Sitting comfortably on my back porch this afternoon, I’ve just finished listening to Morten Lauridsen’s setting of O Magnum Mysterium. If you don’t know this piece, stop right now, click over to Spotify or your favorite music service, and listen to it. You’ll be in good company—this piece, along with a handful of others from Lauridsen, have become the best-selling choral pieces from the publisher Theodore Presser in its more than 200 year history. In fact, Lauridsen has the distinction of being the most-frequently performed American choral composer. Kind of makes you sit up and take notice, doesn’t it?
Let me say right up front that the reason I’m writing about this is simple: the Glen Ellyn-Wheaton Chorale will sing this setting of O Magnum Mysterium in its Chistmas concerts this year. We last sang this piece in 2005, and it’s time to do it again. It will find its place this Christmas in a grouping of pieces that look at the events of the manger: Mary’s perspective as she looks on in wonder at the newborn Son, her gentle lullaby, set beautifully by John Rutter, and then O Magnum Mysterium. The text for this piece is an ancient one with its origins in the Christmas Day Matins service:
O great mystery and wonderful sacrament,
That animals should see the newborn Lord lying in a manger.
Blessed is the Virgin whose womb was worthy
To bear Christ the Lord!
The musical setting is vintage Lauridsen: lots of close harmony that doesn’t seem to resolve according to traditional rules, but which adds up to create a shimmering tapestry of color that invites us in to its sonic world to contemplate the mysteries it communicates. Challenging to sing? Yes. But in the end, worth it all because of the wonder we singers experience, and the wonder we hope to communicate to those listening.

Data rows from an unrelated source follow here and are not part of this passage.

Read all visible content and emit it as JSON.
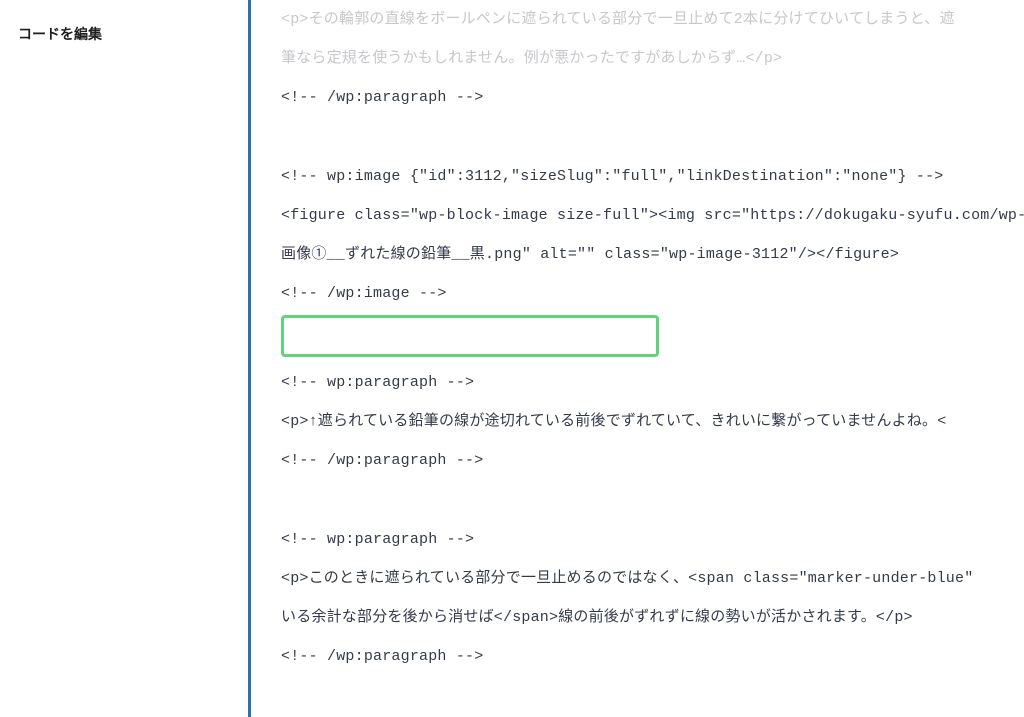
{
  "sidebar": {
    "title": "コードを編集"
  },
  "code": {
    "line1": "<p>その輪郭の直線をボールペンに遮られている部分で一旦止めて2本に分けてひいてしまうと、遮",
    "line2": "筆なら定規を使うかもしれません。例が悪かったですがあしからず…</p>",
    "line3": "<!-- /wp:paragraph -->",
    "line4": "<!-- wp:image {\"id\":3112,\"sizeSlug\":\"full\",\"linkDestination\":\"none\"} -->",
    "line5": "<figure class=\"wp-block-image size-full\"><img src=\"https://dokugaku-syufu.com/wp-",
    "line6": "画像①__ずれた線の鉛筆__黒.png\" alt=\"\" class=\"wp-image-3112\"/></figure>",
    "line7": "<!-- /wp:image -->",
    "line8": "<!-- wp:paragraph -->",
    "line9": "<p>↑遮られている鉛筆の線が途切れている前後でずれていて、きれいに繋がっていませんよね。<",
    "line10": "<!-- /wp:paragraph -->",
    "line11": "<!-- wp:paragraph -->",
    "line12": "<p>このときに遮られている部分で一旦止めるのではなく、<span class=\"marker-under-blue\"",
    "line13": "いる余計な部分を後から消せば</span>線の前後がずれずに線の勢いが活かされます。</p>",
    "line14": "<!-- /wp:paragraph -->"
  }
}
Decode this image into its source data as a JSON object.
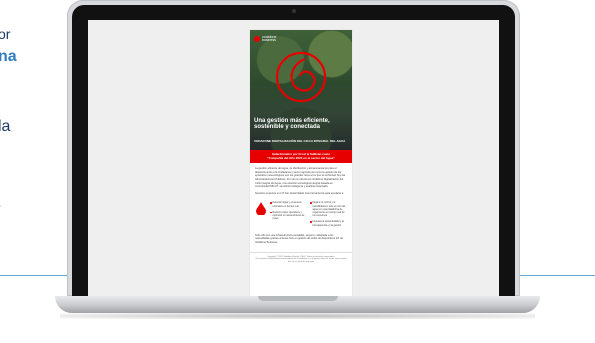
{
  "left_fragments": {
    "line1": "or",
    "line2": "na",
    "line3": "la",
    "line4": "."
  },
  "email": {
    "brand": {
      "name": "vodafone",
      "sub": "business"
    },
    "hero": {
      "title": "Una gestión más eficiente, sostenible y conectada",
      "subtitle": "VODAFONE DIGITALIZACIÓN DEL CICLO INTEGRAL DEL AGUA"
    },
    "award": {
      "line1": "Galardonados por Frost & Sullivan como",
      "line2": "\"Compañía del Año 2024 en el sector del Agua\""
    },
    "intro": "La gestión eficiente del agua, su distribución y almacenamiento para el abastecimiento a la ciudadanía y sector agrícola así como la gestión de los episodios meteorológicos son los grandes retos a los que se enfrentan hoy las Administraciones Públicas. Por eso te ofrecemos Vodafone Digitalización del Ciclo Integral del Agua, una solución tecnológica integral basada en conectividad NB-IoT, sensórica inteligente y analítica avanzada.",
    "help_line": "Nuestros expertos en IoT han desarrollado esta herramienta para ayudarte a:",
    "bullets_left": [
      "Detectar fugas y consumos anómalos en tiempo real",
      "Reducir costes operativos y optimizar el mantenimiento de redes"
    ],
    "bullets_right": [
      "Mejorar el control y la trazabilidad en todo el ciclo del agua con una plataforma de seguimiento en tiempo real de los consumos",
      "Impulsar la sostenibilidad y la transparencia en la gestión"
    ],
    "closing": "Todo ello con una infraestructura escalable, segura y adaptada a los necesidades gracias al know-how en gestión de redes de dispositivos IoT de Vodafone Business.",
    "footer_copyright": "Copyright © 2025 Vodafone España, S.A.U. Todos los derechos reservados.",
    "footer_unsub": "Si no deseas recibir información de productos de vodafone o si lo quieres dejar de recibir estos emails, haz clic en darte de baja aquí"
  },
  "colors": {
    "brand_red": "#e60000",
    "text_navy": "#1d3a66",
    "accent_blue": "#2f7ec2",
    "rule_blue": "#5ea7db"
  }
}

And that’s just one of the chorale’s pieces for Christmas. I could get excited about this—and it’s still August!